Tuesday, October 12, 2010

Sambucus mexicana--Blue Elderberry--Caprifoliaceae

This is not the best time of year to view the elderberry trees, but this one in the California section of the UC Botanical Garden still has a few leaves, so you can see the leaves are pinnate with about 9 leaflets. This species has pale yellow flowers in late spring and dark berries in late summer. Bees love the flowers and birds love the fruit. Humans also use the flowers and fruit. The flowers are used to make tea, syrup or fritters. Ancient Egyptians used them to heal burns. The fruit is especially good in jam and wine. Early Indians used them to make beverages. In both the old and new world the wood was used to make a wind instrument like a flute. The word "Sambucus" comes from the name of the musical instrument, "sambuca."

In the 1600s, the British started used elderberries to make wine. They said it would cure colds and prolong life. Apparently there was some truth to this notion. The berries actually contain antioxidants, anti-inflamatories. They also support the immune system. Most interesting are the anti-virals.
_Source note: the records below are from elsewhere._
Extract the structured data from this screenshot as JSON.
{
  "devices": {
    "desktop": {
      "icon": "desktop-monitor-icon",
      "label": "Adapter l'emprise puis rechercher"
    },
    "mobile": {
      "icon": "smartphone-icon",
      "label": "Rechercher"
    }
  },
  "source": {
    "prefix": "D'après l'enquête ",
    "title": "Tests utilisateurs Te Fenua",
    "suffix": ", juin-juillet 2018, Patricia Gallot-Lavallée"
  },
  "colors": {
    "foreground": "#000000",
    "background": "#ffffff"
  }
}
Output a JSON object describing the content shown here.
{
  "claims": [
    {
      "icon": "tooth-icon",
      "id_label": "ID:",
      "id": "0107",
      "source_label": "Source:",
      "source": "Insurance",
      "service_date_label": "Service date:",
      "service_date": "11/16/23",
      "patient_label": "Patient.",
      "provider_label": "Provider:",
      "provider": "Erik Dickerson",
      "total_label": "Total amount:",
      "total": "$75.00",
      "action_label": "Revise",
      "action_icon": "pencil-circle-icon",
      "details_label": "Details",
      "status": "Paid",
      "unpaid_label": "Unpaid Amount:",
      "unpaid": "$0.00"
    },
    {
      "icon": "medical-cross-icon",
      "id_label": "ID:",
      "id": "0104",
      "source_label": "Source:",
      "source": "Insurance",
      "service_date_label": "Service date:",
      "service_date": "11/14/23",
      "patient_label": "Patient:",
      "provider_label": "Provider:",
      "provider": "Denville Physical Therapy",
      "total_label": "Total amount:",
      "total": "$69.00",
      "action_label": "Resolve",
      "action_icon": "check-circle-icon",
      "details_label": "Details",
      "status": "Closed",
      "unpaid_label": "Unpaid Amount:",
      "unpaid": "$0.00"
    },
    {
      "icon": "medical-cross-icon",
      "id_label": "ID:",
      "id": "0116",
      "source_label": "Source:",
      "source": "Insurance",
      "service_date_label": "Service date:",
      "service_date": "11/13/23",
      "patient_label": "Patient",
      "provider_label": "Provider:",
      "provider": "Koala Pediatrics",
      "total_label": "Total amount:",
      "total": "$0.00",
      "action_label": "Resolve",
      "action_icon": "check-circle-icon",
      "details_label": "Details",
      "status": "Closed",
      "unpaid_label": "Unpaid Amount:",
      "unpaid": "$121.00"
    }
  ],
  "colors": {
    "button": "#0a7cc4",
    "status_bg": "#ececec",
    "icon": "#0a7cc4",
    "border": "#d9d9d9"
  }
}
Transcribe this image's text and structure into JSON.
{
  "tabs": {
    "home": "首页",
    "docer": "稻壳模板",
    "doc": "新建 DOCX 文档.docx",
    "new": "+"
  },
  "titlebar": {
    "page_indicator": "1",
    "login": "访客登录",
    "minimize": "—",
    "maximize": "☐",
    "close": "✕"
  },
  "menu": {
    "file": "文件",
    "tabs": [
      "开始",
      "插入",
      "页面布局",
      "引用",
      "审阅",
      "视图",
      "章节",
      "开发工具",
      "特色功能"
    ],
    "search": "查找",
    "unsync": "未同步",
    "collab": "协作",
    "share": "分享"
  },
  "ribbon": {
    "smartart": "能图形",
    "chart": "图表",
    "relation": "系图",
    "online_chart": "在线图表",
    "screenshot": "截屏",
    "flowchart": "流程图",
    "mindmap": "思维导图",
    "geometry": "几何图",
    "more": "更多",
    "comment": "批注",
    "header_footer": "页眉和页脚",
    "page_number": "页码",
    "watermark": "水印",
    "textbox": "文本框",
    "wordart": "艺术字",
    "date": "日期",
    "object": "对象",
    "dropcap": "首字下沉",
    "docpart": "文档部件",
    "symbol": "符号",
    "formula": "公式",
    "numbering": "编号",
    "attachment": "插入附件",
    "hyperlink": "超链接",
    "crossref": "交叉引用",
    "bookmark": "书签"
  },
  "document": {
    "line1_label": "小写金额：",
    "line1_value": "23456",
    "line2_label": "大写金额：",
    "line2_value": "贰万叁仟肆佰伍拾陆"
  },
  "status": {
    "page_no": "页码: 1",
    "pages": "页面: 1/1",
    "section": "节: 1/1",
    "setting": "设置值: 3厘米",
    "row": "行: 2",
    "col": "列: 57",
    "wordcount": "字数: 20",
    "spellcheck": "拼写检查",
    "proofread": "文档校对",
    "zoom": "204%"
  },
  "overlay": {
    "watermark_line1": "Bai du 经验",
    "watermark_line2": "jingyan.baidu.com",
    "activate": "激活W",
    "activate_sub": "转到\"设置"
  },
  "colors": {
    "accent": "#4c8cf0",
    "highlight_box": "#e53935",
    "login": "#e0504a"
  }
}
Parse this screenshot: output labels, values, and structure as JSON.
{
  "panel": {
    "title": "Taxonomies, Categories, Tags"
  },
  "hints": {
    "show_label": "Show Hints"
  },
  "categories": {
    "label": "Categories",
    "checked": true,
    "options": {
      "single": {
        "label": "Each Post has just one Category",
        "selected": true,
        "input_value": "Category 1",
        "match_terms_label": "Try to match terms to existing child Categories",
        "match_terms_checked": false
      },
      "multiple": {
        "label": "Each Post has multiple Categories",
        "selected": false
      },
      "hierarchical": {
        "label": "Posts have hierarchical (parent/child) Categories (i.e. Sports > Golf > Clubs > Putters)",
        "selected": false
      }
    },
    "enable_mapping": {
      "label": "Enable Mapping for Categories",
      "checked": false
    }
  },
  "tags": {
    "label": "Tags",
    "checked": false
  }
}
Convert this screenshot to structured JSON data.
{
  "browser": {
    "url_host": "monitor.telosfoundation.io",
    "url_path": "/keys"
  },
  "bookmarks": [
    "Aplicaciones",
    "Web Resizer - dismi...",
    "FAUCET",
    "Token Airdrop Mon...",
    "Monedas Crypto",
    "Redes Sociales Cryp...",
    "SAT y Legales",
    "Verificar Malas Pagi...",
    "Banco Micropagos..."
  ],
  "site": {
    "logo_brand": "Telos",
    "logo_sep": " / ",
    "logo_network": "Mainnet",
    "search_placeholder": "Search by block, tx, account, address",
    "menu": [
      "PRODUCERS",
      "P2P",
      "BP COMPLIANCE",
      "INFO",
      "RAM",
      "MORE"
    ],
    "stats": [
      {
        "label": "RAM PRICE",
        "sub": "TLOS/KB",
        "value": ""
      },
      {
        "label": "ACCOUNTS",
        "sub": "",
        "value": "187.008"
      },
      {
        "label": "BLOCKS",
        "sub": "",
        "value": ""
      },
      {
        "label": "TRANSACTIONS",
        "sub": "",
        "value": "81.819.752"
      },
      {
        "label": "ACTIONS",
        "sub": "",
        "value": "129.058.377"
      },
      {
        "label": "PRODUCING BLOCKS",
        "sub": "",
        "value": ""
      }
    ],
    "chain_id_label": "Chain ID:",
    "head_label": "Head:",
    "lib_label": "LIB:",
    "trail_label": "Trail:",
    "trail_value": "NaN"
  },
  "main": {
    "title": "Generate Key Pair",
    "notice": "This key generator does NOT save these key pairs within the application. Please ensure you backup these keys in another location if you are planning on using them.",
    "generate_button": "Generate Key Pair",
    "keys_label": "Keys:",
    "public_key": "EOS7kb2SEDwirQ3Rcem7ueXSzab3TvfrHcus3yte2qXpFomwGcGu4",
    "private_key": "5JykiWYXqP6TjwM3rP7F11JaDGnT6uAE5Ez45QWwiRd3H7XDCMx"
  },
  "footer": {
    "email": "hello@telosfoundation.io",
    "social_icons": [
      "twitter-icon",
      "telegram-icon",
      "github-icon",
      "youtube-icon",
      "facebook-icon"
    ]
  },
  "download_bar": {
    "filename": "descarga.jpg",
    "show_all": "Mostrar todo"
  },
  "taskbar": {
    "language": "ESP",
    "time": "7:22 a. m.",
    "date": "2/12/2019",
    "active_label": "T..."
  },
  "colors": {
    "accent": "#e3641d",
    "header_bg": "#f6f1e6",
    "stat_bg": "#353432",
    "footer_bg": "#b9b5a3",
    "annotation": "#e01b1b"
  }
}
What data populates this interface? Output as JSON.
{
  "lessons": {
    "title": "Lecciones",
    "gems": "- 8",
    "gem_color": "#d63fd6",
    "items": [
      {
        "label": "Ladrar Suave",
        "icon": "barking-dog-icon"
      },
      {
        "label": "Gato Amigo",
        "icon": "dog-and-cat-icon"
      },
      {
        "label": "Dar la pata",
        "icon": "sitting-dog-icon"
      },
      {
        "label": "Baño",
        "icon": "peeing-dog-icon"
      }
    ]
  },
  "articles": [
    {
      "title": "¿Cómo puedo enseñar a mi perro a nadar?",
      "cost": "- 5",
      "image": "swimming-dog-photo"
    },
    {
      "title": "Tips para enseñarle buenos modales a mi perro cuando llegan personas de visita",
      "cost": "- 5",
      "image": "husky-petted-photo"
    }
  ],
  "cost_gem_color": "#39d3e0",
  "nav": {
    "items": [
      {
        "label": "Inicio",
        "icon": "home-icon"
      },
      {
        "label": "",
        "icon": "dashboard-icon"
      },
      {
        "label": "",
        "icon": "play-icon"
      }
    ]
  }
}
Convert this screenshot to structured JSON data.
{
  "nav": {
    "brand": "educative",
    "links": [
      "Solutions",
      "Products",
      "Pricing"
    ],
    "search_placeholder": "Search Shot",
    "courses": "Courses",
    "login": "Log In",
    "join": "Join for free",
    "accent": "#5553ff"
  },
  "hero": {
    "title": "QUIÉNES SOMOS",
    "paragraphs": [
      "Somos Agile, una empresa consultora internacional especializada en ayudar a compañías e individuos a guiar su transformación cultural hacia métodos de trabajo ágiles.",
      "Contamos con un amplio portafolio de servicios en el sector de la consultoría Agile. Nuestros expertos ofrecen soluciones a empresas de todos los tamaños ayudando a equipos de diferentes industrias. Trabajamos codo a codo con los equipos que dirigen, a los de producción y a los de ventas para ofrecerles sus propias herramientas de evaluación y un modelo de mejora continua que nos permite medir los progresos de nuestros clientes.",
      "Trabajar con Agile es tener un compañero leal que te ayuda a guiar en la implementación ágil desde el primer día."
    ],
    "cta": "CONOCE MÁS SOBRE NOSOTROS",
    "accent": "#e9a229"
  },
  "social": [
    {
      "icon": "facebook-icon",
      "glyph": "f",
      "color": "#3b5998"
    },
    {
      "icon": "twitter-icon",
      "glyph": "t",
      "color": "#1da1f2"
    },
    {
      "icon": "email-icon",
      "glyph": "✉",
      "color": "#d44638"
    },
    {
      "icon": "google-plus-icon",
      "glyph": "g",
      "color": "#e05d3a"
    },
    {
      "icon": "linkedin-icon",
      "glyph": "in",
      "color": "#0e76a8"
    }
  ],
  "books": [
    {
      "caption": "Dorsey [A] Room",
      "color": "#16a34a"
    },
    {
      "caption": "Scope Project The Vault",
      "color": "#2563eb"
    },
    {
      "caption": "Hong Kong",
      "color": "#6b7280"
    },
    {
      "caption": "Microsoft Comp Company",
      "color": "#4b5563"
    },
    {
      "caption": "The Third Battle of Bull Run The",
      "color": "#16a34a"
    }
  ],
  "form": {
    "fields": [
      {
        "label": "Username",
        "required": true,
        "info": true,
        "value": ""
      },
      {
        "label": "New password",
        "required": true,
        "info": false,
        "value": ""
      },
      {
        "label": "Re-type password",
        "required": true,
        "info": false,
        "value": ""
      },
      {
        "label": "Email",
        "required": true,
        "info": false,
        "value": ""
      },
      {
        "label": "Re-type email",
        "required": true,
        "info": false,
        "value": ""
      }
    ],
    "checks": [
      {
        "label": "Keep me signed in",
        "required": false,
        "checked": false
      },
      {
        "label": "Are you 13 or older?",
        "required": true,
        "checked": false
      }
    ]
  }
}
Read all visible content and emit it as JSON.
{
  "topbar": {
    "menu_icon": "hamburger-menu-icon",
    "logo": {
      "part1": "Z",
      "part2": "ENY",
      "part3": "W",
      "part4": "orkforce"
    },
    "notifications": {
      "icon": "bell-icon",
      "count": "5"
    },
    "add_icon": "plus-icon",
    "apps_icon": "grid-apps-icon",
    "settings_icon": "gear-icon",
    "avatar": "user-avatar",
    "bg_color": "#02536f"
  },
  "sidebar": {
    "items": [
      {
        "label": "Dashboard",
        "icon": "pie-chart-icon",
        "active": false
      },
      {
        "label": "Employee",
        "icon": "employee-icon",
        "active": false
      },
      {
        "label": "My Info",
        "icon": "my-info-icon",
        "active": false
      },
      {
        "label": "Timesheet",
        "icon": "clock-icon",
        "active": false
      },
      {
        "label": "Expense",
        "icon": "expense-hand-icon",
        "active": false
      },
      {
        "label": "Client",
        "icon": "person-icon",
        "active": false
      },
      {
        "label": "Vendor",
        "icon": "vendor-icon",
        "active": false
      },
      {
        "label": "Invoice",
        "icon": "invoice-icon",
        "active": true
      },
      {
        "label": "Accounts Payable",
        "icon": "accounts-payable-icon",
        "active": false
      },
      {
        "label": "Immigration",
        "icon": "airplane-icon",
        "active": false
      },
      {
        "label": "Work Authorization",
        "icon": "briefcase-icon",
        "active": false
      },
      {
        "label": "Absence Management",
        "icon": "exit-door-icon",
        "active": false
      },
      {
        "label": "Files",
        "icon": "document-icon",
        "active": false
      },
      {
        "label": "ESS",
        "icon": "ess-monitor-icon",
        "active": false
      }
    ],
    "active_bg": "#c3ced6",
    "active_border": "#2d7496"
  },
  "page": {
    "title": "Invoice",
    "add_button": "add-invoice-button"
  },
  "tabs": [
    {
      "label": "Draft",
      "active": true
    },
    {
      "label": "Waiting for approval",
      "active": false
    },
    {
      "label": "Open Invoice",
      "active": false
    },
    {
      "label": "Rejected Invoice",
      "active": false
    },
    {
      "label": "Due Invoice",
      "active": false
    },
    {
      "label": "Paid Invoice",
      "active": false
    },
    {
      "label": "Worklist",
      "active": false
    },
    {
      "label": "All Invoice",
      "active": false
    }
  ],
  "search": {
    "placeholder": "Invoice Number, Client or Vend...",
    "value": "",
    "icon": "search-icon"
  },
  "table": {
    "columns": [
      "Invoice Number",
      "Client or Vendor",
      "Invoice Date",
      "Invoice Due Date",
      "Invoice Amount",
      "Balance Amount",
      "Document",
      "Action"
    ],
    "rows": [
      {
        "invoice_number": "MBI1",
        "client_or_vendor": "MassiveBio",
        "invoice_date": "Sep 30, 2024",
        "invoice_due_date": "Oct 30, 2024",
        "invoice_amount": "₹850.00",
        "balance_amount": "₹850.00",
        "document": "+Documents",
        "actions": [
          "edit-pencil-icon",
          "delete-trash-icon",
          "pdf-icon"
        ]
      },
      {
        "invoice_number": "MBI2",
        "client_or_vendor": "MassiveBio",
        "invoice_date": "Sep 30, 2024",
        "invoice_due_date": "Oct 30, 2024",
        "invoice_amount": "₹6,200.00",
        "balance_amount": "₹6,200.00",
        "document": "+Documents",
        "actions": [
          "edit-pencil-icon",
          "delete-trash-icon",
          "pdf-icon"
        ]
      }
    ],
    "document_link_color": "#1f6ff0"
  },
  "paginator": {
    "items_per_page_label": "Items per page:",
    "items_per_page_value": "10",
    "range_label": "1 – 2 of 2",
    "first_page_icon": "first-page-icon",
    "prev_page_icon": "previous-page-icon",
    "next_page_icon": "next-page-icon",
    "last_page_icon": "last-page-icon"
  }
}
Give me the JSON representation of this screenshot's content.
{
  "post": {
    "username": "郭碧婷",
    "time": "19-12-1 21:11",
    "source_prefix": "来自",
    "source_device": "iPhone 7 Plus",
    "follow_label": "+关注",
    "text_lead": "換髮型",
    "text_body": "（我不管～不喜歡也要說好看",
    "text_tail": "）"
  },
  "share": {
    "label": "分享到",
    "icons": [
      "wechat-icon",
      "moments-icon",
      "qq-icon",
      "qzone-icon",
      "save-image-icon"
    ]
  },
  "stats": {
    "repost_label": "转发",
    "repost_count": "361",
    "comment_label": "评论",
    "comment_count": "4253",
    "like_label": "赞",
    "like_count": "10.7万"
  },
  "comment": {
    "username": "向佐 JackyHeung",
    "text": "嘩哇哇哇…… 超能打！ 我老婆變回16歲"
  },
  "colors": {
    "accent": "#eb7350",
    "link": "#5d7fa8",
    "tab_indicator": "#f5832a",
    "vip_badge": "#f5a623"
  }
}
Antibiotics have been a part of the modern medical arsenal for some time, however, anti-virals been more difficult to develop and more recent. But they have been available all along in the form of elderberries. It has an enzyme that inhibits the flu and other viruses by removing spikes from the individual virus particles, thus making it more difficult for them to pierce cell walls. Amazing!

1 comment:

Jeffrey said...

I and various friends have found a syrup of the fruits of elderberry -- as in the popular "Sambucol" and its imitators ... is indeed effective for warding off or more quickly ridding oneself of a cold. Blue Elderberry was the first tree I ever propagated. I was "sold" when I found an incredible variety of birds eating its fruits -- everything from quail to woodpeckers.